PROBLEM TO WORK ON. Retype the line with "Transcribe this image's" in it, then each line after it to the end of the data, word for word.

*** EXTRACTED ENTRIES

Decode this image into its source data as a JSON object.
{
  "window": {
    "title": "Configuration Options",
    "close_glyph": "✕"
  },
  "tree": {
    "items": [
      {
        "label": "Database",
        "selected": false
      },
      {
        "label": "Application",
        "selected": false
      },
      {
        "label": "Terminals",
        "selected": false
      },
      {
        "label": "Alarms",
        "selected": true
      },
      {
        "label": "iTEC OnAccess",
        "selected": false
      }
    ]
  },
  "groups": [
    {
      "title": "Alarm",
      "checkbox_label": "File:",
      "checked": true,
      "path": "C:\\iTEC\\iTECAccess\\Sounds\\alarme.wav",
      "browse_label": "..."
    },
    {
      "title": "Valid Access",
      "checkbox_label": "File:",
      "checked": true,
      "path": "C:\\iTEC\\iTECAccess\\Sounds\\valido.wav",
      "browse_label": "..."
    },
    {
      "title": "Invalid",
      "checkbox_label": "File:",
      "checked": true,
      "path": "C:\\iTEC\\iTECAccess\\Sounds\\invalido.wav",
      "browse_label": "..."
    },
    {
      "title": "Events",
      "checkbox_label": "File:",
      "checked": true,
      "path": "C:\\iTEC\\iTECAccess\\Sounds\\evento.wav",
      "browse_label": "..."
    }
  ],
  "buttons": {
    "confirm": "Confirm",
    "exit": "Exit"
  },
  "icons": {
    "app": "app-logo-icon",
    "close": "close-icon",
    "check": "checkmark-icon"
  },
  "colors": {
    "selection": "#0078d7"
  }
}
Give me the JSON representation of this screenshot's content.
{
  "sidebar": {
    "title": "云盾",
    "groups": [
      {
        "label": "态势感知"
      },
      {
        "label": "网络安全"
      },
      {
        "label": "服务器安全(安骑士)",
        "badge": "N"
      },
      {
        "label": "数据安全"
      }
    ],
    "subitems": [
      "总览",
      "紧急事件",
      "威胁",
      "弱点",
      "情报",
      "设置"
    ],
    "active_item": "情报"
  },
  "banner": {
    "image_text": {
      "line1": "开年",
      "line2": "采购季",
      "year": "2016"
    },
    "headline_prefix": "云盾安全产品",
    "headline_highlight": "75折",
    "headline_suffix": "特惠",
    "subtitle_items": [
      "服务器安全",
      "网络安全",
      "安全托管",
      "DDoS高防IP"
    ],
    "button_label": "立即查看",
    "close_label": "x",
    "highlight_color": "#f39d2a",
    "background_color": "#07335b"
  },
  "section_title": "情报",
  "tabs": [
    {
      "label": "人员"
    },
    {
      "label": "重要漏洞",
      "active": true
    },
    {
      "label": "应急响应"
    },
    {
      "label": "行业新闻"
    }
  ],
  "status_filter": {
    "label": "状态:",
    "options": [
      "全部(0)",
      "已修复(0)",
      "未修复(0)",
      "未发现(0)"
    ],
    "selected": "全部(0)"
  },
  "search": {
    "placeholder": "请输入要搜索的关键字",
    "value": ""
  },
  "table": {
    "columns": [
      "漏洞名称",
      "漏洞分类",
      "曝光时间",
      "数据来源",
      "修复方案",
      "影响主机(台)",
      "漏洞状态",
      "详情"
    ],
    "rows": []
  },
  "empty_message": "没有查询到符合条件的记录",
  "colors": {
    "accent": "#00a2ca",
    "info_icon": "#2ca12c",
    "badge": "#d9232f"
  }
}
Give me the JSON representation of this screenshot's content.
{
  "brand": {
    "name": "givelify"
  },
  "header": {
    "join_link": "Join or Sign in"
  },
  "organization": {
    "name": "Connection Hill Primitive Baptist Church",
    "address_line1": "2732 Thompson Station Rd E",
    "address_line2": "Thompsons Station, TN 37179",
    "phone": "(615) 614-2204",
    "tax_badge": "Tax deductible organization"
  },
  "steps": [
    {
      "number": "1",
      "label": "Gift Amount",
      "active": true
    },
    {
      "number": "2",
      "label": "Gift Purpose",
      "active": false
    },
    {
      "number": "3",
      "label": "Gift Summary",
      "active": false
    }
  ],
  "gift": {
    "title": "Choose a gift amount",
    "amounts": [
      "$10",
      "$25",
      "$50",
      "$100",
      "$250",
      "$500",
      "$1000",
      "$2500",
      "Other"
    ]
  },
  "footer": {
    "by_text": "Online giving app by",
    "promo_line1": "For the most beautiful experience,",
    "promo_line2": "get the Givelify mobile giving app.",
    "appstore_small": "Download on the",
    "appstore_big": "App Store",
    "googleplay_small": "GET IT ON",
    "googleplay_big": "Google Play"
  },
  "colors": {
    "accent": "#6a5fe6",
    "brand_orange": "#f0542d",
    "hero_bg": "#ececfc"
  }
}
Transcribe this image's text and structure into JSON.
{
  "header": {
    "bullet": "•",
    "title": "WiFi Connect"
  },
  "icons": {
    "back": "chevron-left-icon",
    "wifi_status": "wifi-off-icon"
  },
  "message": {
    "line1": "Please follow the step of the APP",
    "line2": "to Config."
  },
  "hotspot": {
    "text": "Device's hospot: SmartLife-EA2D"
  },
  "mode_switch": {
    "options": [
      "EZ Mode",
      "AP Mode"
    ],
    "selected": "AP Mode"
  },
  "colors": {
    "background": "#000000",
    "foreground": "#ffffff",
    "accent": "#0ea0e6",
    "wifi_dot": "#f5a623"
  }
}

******

OUTPUT OF THE EXERCISE.
Transcribe this image's text and structure into JSON.
{
  "header": {
    "bullet": "•",
    "title": "WiFi Connect"
  },
  "icons": {
    "back": "chevron-left-icon",
    "wifi_status": "wifi-off-icon"
  },
  "message": {
    "line1": "Please follow the step of the APP",
    "line2": "to Config."
  },
  "hotspot": {
    "text": "Device's hospot: SmartLife-EA2D"
  },
  "mode_switch": {
    "options": [
      "EZ Mode",
      "AP Mode"
    ],
    "selected": "AP Mode"
  },
  "colors": {
    "background": "#000000",
    "foreground": "#ffffff",
    "accent": "#0ea0e6",
    "wifi_dot": "#f5a623"
  }
}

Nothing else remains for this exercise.